■ **WORK ITEM**
Find the string "label" in the data, and copy out each line that has it.

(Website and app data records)
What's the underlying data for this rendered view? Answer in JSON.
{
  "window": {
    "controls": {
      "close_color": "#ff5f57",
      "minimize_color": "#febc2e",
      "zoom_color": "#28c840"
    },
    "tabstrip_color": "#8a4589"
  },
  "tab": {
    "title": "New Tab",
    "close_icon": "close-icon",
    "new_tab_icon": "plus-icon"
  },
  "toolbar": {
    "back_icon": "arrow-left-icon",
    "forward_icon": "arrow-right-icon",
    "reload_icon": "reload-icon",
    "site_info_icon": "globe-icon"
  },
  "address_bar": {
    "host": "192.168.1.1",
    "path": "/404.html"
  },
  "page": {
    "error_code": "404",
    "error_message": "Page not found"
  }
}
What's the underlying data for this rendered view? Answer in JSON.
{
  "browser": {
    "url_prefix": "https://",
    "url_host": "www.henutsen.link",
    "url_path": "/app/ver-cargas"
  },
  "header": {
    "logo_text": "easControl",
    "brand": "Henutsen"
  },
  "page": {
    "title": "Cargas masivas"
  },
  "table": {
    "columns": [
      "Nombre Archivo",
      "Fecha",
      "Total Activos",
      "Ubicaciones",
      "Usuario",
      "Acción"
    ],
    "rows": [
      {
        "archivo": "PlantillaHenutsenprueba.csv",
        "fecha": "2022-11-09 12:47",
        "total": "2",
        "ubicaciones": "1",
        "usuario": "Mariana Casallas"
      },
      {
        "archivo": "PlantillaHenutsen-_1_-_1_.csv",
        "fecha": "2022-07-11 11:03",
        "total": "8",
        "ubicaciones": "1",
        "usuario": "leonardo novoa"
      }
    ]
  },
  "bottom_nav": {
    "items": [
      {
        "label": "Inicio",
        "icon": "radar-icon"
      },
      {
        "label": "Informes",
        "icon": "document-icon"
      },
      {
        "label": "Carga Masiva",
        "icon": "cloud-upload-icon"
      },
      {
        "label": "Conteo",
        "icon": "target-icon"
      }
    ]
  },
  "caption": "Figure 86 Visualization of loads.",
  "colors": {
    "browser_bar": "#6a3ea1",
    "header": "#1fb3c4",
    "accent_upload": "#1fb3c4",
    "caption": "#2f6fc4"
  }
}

■ **ANSWER AREA**
        "label": "Inicio",
        "label": "Informes",
        "label": "Carga Masiva",
        "label": "Conteo",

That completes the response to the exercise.